WHAT TO DO ▸ The answer must be every line from the entries below that contains "Remove".

*** Opening INFORMATION SUPPLIED ***

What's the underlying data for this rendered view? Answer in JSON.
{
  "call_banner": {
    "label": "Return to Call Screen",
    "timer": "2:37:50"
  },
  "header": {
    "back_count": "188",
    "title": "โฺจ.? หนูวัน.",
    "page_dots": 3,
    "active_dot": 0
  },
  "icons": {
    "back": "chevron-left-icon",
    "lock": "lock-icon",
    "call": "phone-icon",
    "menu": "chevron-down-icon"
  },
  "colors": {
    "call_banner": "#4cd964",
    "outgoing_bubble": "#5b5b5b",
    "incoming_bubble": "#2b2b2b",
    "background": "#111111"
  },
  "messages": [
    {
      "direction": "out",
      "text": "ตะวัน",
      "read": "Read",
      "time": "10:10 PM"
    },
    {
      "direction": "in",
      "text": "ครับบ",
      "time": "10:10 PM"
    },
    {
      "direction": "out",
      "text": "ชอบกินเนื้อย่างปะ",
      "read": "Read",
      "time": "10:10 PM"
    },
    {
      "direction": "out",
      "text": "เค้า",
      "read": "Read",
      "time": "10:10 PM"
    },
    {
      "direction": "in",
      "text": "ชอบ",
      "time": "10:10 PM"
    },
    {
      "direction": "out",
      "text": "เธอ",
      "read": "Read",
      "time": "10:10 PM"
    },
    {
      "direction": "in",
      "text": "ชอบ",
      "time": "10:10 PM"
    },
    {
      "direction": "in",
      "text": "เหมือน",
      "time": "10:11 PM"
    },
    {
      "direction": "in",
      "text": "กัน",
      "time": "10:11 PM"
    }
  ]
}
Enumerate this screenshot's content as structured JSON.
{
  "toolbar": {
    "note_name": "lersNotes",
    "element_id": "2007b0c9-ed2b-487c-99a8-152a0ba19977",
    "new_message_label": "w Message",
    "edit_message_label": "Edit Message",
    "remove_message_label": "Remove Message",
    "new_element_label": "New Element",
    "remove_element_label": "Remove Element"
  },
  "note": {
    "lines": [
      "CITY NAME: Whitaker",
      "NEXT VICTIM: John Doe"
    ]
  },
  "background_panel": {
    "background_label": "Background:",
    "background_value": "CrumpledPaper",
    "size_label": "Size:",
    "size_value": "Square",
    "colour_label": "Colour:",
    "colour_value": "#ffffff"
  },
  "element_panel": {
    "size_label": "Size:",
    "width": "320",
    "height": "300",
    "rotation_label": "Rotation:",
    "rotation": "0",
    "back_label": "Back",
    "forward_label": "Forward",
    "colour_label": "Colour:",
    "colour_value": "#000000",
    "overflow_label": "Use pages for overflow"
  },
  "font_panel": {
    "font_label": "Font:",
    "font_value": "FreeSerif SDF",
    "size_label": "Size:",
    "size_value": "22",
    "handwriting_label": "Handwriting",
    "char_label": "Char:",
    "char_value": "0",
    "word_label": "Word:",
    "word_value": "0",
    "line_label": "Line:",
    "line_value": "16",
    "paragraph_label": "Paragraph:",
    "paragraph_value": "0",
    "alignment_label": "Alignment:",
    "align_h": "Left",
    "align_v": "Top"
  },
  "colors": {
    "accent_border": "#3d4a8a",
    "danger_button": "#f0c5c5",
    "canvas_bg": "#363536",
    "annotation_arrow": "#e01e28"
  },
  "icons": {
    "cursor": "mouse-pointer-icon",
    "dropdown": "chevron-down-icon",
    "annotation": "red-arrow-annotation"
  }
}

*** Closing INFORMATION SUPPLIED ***

ANSWER BOX ▸
    "remove_message_label": "Remove Message",
    "remove_element_label": "Remove Element"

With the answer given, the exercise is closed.